To do ▸
Whenever a line in this data holds the word "pomodoro", report that line in full.

Supplied records ▸
################

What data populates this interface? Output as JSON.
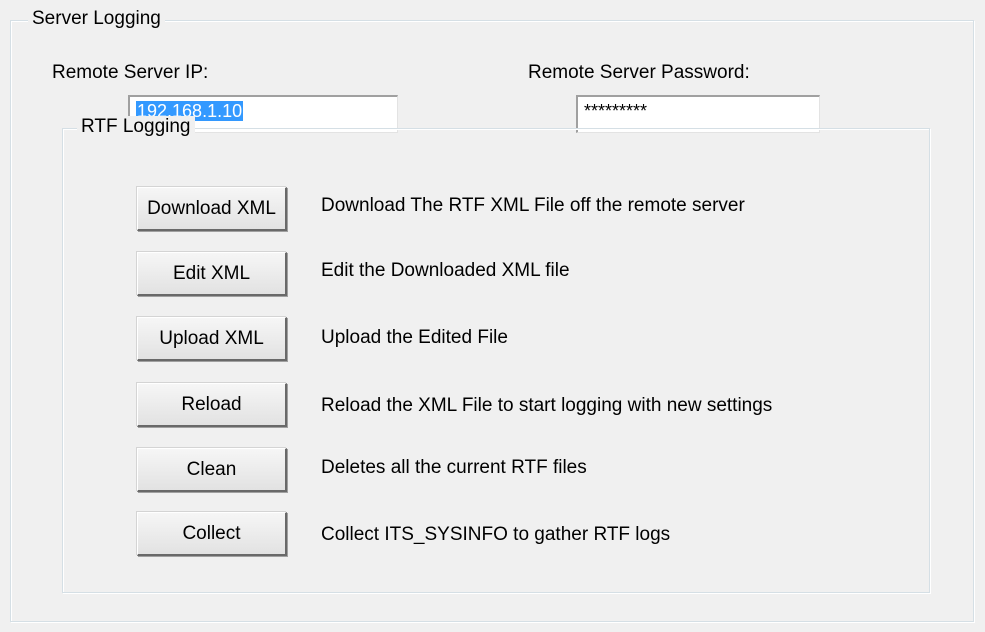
{
  "server_logging": {
    "title": "Server Logging",
    "ip_label": "Remote Server IP:",
    "ip_value": "192.168.1.10",
    "password_label": "Remote Server Password:",
    "password_value": "*********"
  },
  "rtf_logging": {
    "title": "RTF Logging",
    "actions": [
      {
        "button": "Download XML",
        "description": "Download The RTF XML File off the remote server"
      },
      {
        "button": "Edit XML",
        "description": "Edit the Downloaded XML file"
      },
      {
        "button": "Upload XML",
        "description": "Upload the Edited File"
      },
      {
        "button": "Reload",
        "description": "Reload the XML File to start logging with new settings"
      },
      {
        "button": "Clean",
        "description": "Deletes all the current RTF files"
      },
      {
        "button": "Collect",
        "description": "Collect ITS_SYSINFO to gather RTF logs"
      }
    ]
  },
  "colors": {
    "window_bg": "#f0f0f0",
    "selection": "#3399ff",
    "groupbox_border": "#d5dfe5"
  }
}
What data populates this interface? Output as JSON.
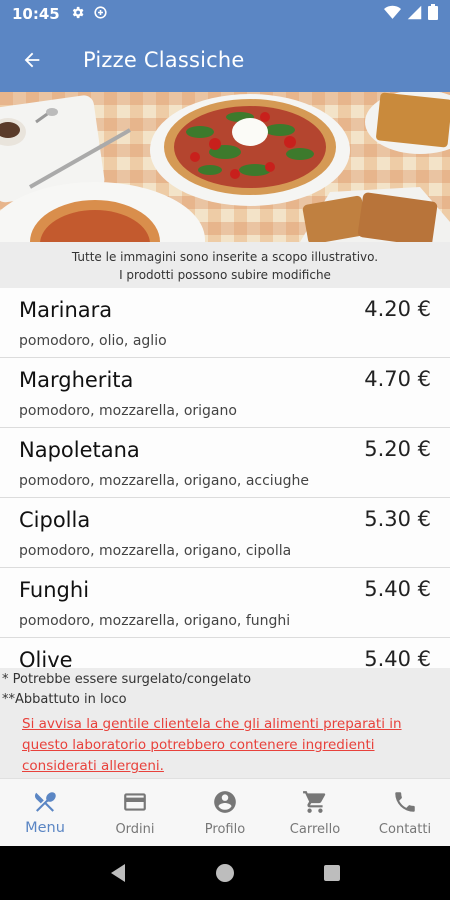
{
  "status_bar": {
    "time": "10:45"
  },
  "app_bar": {
    "title": "Pizze Classiche"
  },
  "disclaimer": {
    "line1": "Tutte le immagini sono inserite a scopo illustrativo.",
    "line2": "I prodotti possono subire modifiche"
  },
  "menu": {
    "items": [
      {
        "name": "Marinara",
        "price": "4.20 €",
        "description": "pomodoro, olio, aglio"
      },
      {
        "name": "Margherita",
        "price": "4.70 €",
        "description": "pomodoro, mozzarella, origano"
      },
      {
        "name": "Napoletana",
        "price": "5.20 €",
        "description": "pomodoro, mozzarella, origano, acciughe"
      },
      {
        "name": "Cipolla",
        "price": "5.30 €",
        "description": "pomodoro, mozzarella, origano, cipolla"
      },
      {
        "name": "Funghi",
        "price": "5.40 €",
        "description": "pomodoro, mozzarella, origano, funghi"
      },
      {
        "name": "Olive",
        "price": "5.40 €",
        "description": ""
      }
    ]
  },
  "notes": {
    "frozen": "* Potrebbe essere surgelato/congelato",
    "blast_chilled": "**Abbattuto in loco",
    "allergen_warning": "Si avvisa la gentile clientela che gli alimenti preparati in questo laboratorio potrebbero contenere ingredienti considerati allergeni."
  },
  "bottom_nav": {
    "items": [
      {
        "label": "Menu",
        "icon": "cutlery-icon",
        "active": true
      },
      {
        "label": "Ordini",
        "icon": "card-icon",
        "active": false
      },
      {
        "label": "Profilo",
        "icon": "account-icon",
        "active": false
      },
      {
        "label": "Carrello",
        "icon": "cart-icon",
        "active": false
      },
      {
        "label": "Contatti",
        "icon": "phone-icon",
        "active": false
      }
    ]
  },
  "colors": {
    "primary": "#5b86c4",
    "warning_text": "#e8413b",
    "inactive_nav": "#777777"
  }
}
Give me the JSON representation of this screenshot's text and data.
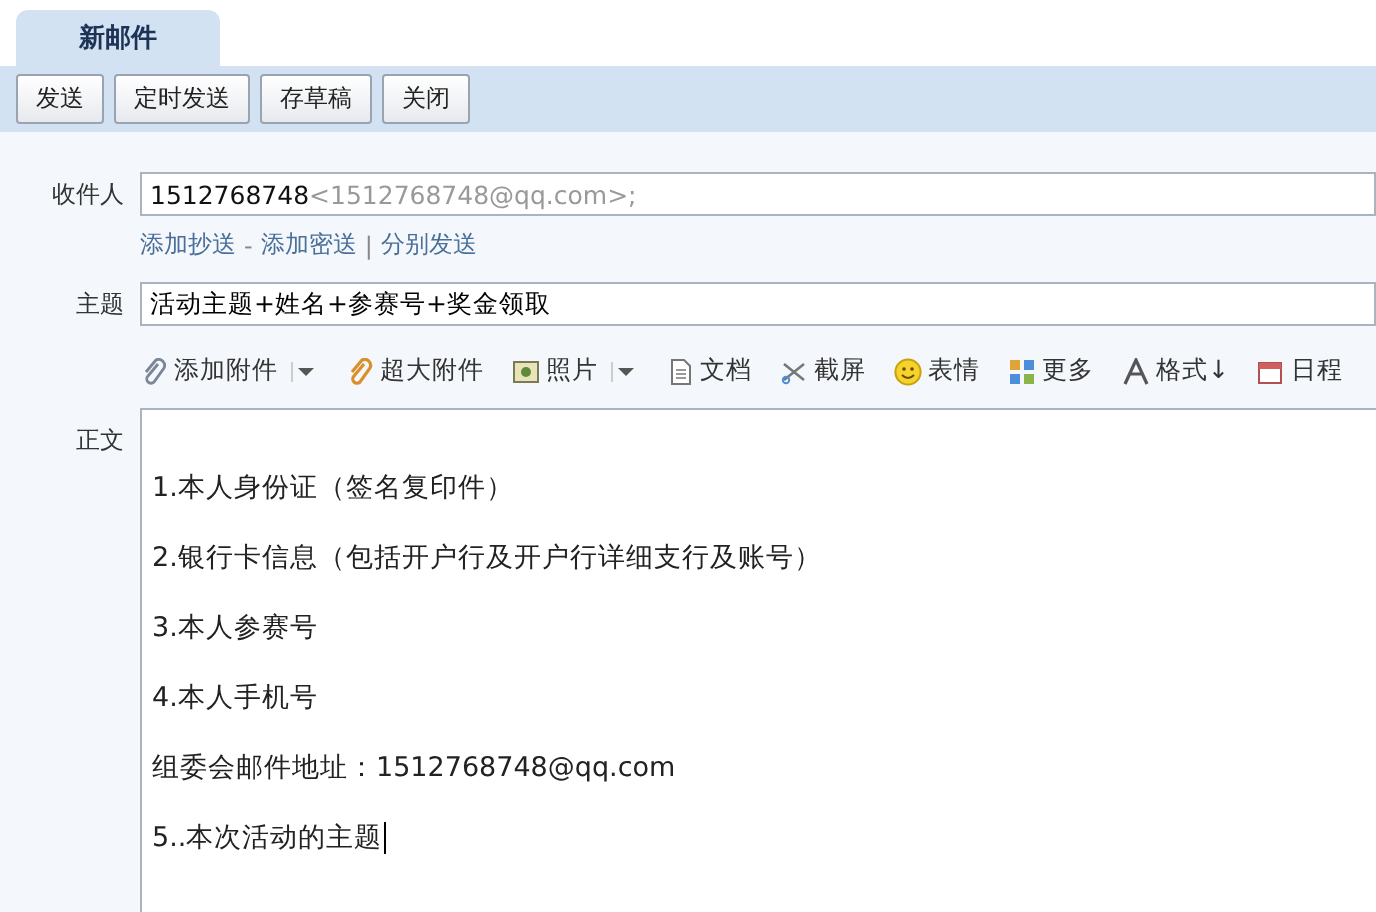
{
  "tabs": [
    {
      "label": "新邮件",
      "selected": true
    }
  ],
  "actions": [
    "发送",
    "定时发送",
    "存草稿",
    "关闭"
  ],
  "recipient": {
    "label": "收件人",
    "name": "1512768748",
    "address": "<1512768748@qq.com>;"
  },
  "recipient_links": [
    {
      "label": "添加抄送",
      "separator": "-"
    },
    {
      "label": "添加密送",
      "separator": "|"
    },
    {
      "label": "分别发送"
    }
  ],
  "subject": {
    "label": "主题",
    "value": "活动主题+姓名+参赛号+奖金领取"
  },
  "editor_tools": [
    {
      "kind": "attach",
      "label": "添加附件",
      "dropdown": true
    },
    {
      "kind": "bigattach",
      "label": "超大附件",
      "dropdown": false
    },
    {
      "kind": "photo",
      "label": "照片",
      "dropdown": true
    },
    {
      "kind": "doc",
      "label": "文档",
      "dropdown": false
    },
    {
      "kind": "screenshot",
      "label": "截屏",
      "dropdown": false
    },
    {
      "kind": "emoji",
      "label": "表情",
      "dropdown": false
    },
    {
      "kind": "more",
      "label": "更多",
      "dropdown": false
    },
    {
      "kind": "format",
      "label": "格式↓",
      "dropdown": false
    },
    {
      "kind": "calendar",
      "label": "日程",
      "dropdown": false
    }
  ],
  "body": {
    "label": "正文",
    "lines": [
      "1.本人身份证（签名复印件）",
      "2.银行卡信息（包括开户行及开户行详细支行及账号）",
      "3.本人参赛号",
      "4.本人手机号",
      "组委会邮件地址：1512768748@qq.com",
      "5..本次活动的主题"
    ]
  }
}
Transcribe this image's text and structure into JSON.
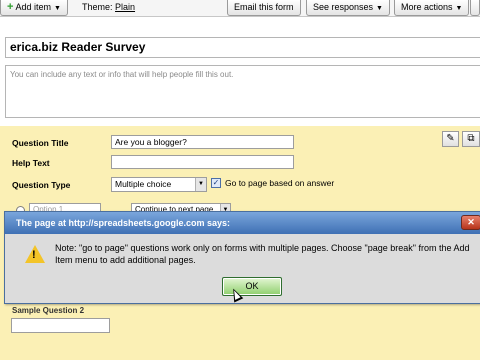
{
  "toolbar": {
    "add_item": "Add item",
    "theme": "Theme:",
    "theme_value": "Plain",
    "email_form": "Email this form",
    "see_responses": "See responses",
    "more_actions": "More actions",
    "dropdown_glyph": "▼"
  },
  "form": {
    "title": "erica.biz Reader Survey",
    "description_placeholder": "You can include any text or info that will help people fill this out."
  },
  "question": {
    "title_label": "Question Title",
    "title_value": "Are you a blogger?",
    "help_label": "Help Text",
    "help_value": "",
    "type_label": "Question Type",
    "type_value": "Multiple choice",
    "goto_checkbox_label": "Go to page based on answer",
    "goto_checked": true,
    "option_placeholder": "Option 1",
    "option_goto_value": "Continue to next page",
    "sample_label": "Sample Question 2"
  },
  "dialog": {
    "title": "The page at http://spreadsheets.google.com says:",
    "message": "Note: \"go to page\" questions work only on forms with multiple pages. Choose \"page break\" from the Add Item menu to add additional pages.",
    "ok_label": "OK",
    "close_glyph": "✕",
    "icon": "warning-icon"
  },
  "colors": {
    "question_panel": "#fbf0b5",
    "dialog_title_bar": "#3f70b4",
    "ok_button": "#8fcf6c"
  }
}
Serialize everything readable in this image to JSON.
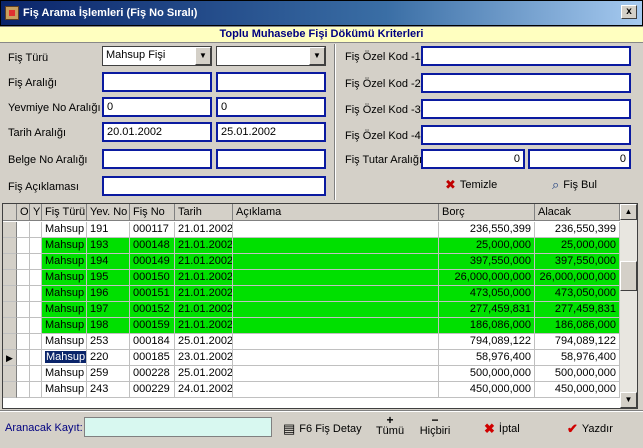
{
  "window": {
    "title": "Fiş Arama İşlemleri (Fiş No Sıralı)",
    "close": "x"
  },
  "criteria": {
    "header": "Toplu Muhasebe Fişi Dökümü Kriterleri",
    "fis_turu": {
      "label": "Fiş Türü",
      "value": "Mahsup Fişi",
      "value2": ""
    },
    "fis_araligi": {
      "label": "Fiş Aralığı",
      "from": "",
      "to": ""
    },
    "yevmiye": {
      "label": "Yevmiye No Aralığı",
      "from": "0",
      "to": "0"
    },
    "tarih": {
      "label": "Tarih Aralığı",
      "from": "20.01.2002",
      "to": "25.01.2002"
    },
    "belge": {
      "label": "Belge No Aralığı",
      "from": "",
      "to": ""
    },
    "aciklama": {
      "label": "Fiş Açıklaması",
      "value": ""
    },
    "ozel1": {
      "label": "Fiş Özel Kod -1",
      "value": ""
    },
    "ozel2": {
      "label": "Fiş Özel Kod -2",
      "value": ""
    },
    "ozel3": {
      "label": "Fiş Özel Kod -3",
      "value": ""
    },
    "ozel4": {
      "label": "Fiş Özel Kod -4",
      "value": ""
    },
    "tutar": {
      "label": "Fiş Tutar Aralığı",
      "from": "0",
      "to": "0"
    },
    "temizle": "Temizle",
    "fis_bul": "Fiş Bul"
  },
  "grid": {
    "headers": [
      "O",
      "Y",
      "Fiş Türü",
      "Yev. No",
      "Fiş No",
      "Tarih",
      "Açıklama",
      "Borç",
      "Alacak"
    ],
    "rows": [
      {
        "tur": "Mahsup",
        "yev": "191",
        "fis": "000117",
        "tarih": "21.01.2002",
        "ack": "",
        "borc": "236,550,399",
        "alacak": "236,550,399",
        "hl": false
      },
      {
        "tur": "Mahsup",
        "yev": "193",
        "fis": "000148",
        "tarih": "21.01.2002",
        "ack": "",
        "borc": "25,000,000",
        "alacak": "25,000,000",
        "hl": true
      },
      {
        "tur": "Mahsup",
        "yev": "194",
        "fis": "000149",
        "tarih": "21.01.2002",
        "ack": "",
        "borc": "397,550,000",
        "alacak": "397,550,000",
        "hl": true
      },
      {
        "tur": "Mahsup",
        "yev": "195",
        "fis": "000150",
        "tarih": "21.01.2002",
        "ack": "",
        "borc": "26,000,000,000",
        "alacak": "26,000,000,000",
        "hl": true
      },
      {
        "tur": "Mahsup",
        "yev": "196",
        "fis": "000151",
        "tarih": "21.01.2002",
        "ack": "",
        "borc": "473,050,000",
        "alacak": "473,050,000",
        "hl": true
      },
      {
        "tur": "Mahsup",
        "yev": "197",
        "fis": "000152",
        "tarih": "21.01.2002",
        "ack": "",
        "borc": "277,459,831",
        "alacak": "277,459,831",
        "hl": true
      },
      {
        "tur": "Mahsup",
        "yev": "198",
        "fis": "000159",
        "tarih": "21.01.2002",
        "ack": "",
        "borc": "186,086,000",
        "alacak": "186,086,000",
        "hl": true
      },
      {
        "tur": "Mahsup",
        "yev": "253",
        "fis": "000184",
        "tarih": "25.01.2002",
        "ack": "",
        "borc": "794,089,122",
        "alacak": "794,089,122",
        "hl": false
      },
      {
        "tur": "Mahsup",
        "yev": "220",
        "fis": "000185",
        "tarih": "23.01.2002",
        "ack": "",
        "borc": "58,976,400",
        "alacak": "58,976,400",
        "hl": false,
        "sel": true
      },
      {
        "tur": "Mahsup",
        "yev": "259",
        "fis": "000228",
        "tarih": "25.01.2002",
        "ack": "",
        "borc": "500,000,000",
        "alacak": "500,000,000",
        "hl": false
      },
      {
        "tur": "Mahsup",
        "yev": "243",
        "fis": "000229",
        "tarih": "24.01.2002",
        "ack": "",
        "borc": "450,000,000",
        "alacak": "450,000,000",
        "hl": false
      }
    ],
    "row_marker": "▶"
  },
  "bottom": {
    "search_label": "Aranacak Kayıt:",
    "search_value": "",
    "f6": "F6 Fiş Detay",
    "tumu": "Tümü",
    "hicbiri": "Hiçbiri",
    "iptal": "İptal",
    "yazdir": "Yazdır"
  },
  "colors": {
    "highlight": "#00e000",
    "field_border": "#0a1aa0",
    "selection": "#0a246a",
    "search_bg": "#d8f8f0"
  }
}
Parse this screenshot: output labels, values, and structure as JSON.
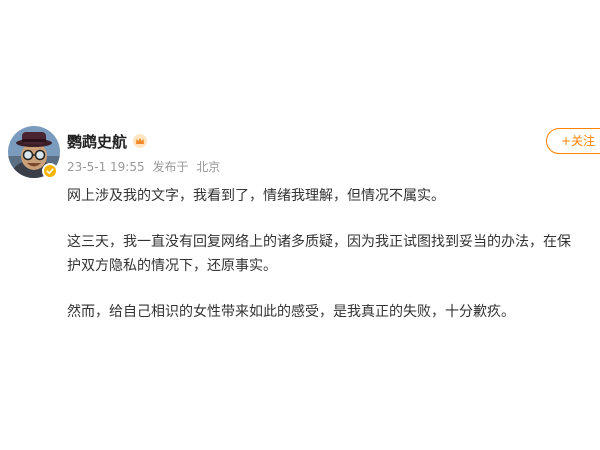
{
  "post": {
    "author": "鹦鹉史航",
    "timestamp": "23-5-1 19:55",
    "location_prefix": "发布于",
    "location": "北京",
    "follow_label": "+关注",
    "paragraphs": [
      "网上涉及我的文字，我看到了，情绪我理解，但情况不属实。",
      "这三天，我一直没有回复网络上的诸多质疑，因为我正试图找到妥当的办法，在保",
      "护双方隐私的情况下，还原事实。",
      "然而，给自己相识的女性带来如此的感受，是我真正的失败，十分歉疚。"
    ]
  },
  "icons": {
    "avatar": "avatar-image",
    "verified": "verified-badge-icon",
    "member": "crown-icon"
  },
  "colors": {
    "accent": "#ff8200",
    "meta_text": "#999999",
    "body_text": "#333333",
    "verified_badge": "#f7b500"
  }
}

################

Reply to the exercise ▸
        "description": "pomodoro, olio, aglio"
        "description": "pomodoro, mozzarella, origano"
        "description": "pomodoro, mozzarella, origano, acciughe"
        "description": "pomodoro, mozzarella, origano, cipolla"
        "description": "pomodoro, mozzarella, origano, funghi"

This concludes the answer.